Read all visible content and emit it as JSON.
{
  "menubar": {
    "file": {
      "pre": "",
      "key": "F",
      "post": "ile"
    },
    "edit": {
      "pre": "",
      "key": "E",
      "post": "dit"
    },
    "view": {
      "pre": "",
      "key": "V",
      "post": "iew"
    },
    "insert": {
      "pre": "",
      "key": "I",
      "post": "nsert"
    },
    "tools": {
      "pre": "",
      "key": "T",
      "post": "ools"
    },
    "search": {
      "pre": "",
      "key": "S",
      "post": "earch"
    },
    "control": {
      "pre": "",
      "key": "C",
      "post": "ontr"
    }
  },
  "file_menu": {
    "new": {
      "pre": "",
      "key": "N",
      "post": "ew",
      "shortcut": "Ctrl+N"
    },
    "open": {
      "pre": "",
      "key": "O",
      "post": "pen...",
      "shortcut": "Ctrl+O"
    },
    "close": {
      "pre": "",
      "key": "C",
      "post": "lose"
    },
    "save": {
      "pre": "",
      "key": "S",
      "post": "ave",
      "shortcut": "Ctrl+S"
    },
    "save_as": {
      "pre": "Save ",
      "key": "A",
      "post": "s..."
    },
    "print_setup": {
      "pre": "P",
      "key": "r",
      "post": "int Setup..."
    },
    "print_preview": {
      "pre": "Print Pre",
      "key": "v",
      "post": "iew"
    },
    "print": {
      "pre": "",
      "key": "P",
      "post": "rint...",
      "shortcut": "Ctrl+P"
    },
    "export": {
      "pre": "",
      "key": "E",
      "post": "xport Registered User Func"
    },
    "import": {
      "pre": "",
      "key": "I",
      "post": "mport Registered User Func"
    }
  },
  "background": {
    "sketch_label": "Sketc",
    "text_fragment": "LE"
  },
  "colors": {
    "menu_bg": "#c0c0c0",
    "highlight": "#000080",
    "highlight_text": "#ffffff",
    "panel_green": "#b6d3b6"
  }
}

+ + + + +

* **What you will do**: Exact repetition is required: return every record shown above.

* **Solution for this exercise**:
Read all visible content and emit it as JSON.
{
  "menubar": {
    "file": {
      "pre": "",
      "key": "F",
      "post": "ile"
    },
    "edit": {
      "pre": "",
      "key": "E",
      "post": "dit"
    },
    "view": {
      "pre": "",
      "key": "V",
      "post": "iew"
    },
    "insert": {
      "pre": "",
      "key": "I",
      "post": "nsert"
    },
    "tools": {
      "pre": "",
      "key": "T",
      "post": "ools"
    },
    "search": {
      "pre": "",
      "key": "S",
      "post": "earch"
    },
    "control": {
      "pre": "",
      "key": "C",
      "post": "ontr"
    }
  },
  "file_menu": {
    "new": {
      "pre": "",
      "key": "N",
      "post": "ew",
      "shortcut": "Ctrl+N"
    },
    "open": {
      "pre": "",
      "key": "O",
      "post": "pen...",
      "shortcut": "Ctrl+O"
    },
    "close": {
      "pre": "",
      "key": "C",
      "post": "lose"
    },
    "save": {
      "pre": "",
      "key": "S",
      "post": "ave",
      "shortcut": "Ctrl+S"
    },
    "save_as": {
      "pre": "Save ",
      "key": "A",
      "post": "s..."
    },
    "print_setup": {
      "pre": "P",
      "key": "r",
      "post": "int Setup..."
    },
    "print_preview": {
      "pre": "Print Pre",
      "key": "v",
      "post": "iew"
    },
    "print": {
      "pre": "",
      "key": "P",
      "post": "rint...",
      "shortcut": "Ctrl+P"
    },
    "export": {
      "pre": "",
      "key": "E",
      "post": "xport Registered User Func"
    },
    "import": {
      "pre": "",
      "key": "I",
      "post": "mport Registered User Func"
    }
  },
  "background": {
    "sketch_label": "Sketc",
    "text_fragment": "LE"
  },
  "colors": {
    "menu_bg": "#c0c0c0",
    "highlight": "#000080",
    "highlight_text": "#ffffff",
    "panel_green": "#b6d3b6"
  }
}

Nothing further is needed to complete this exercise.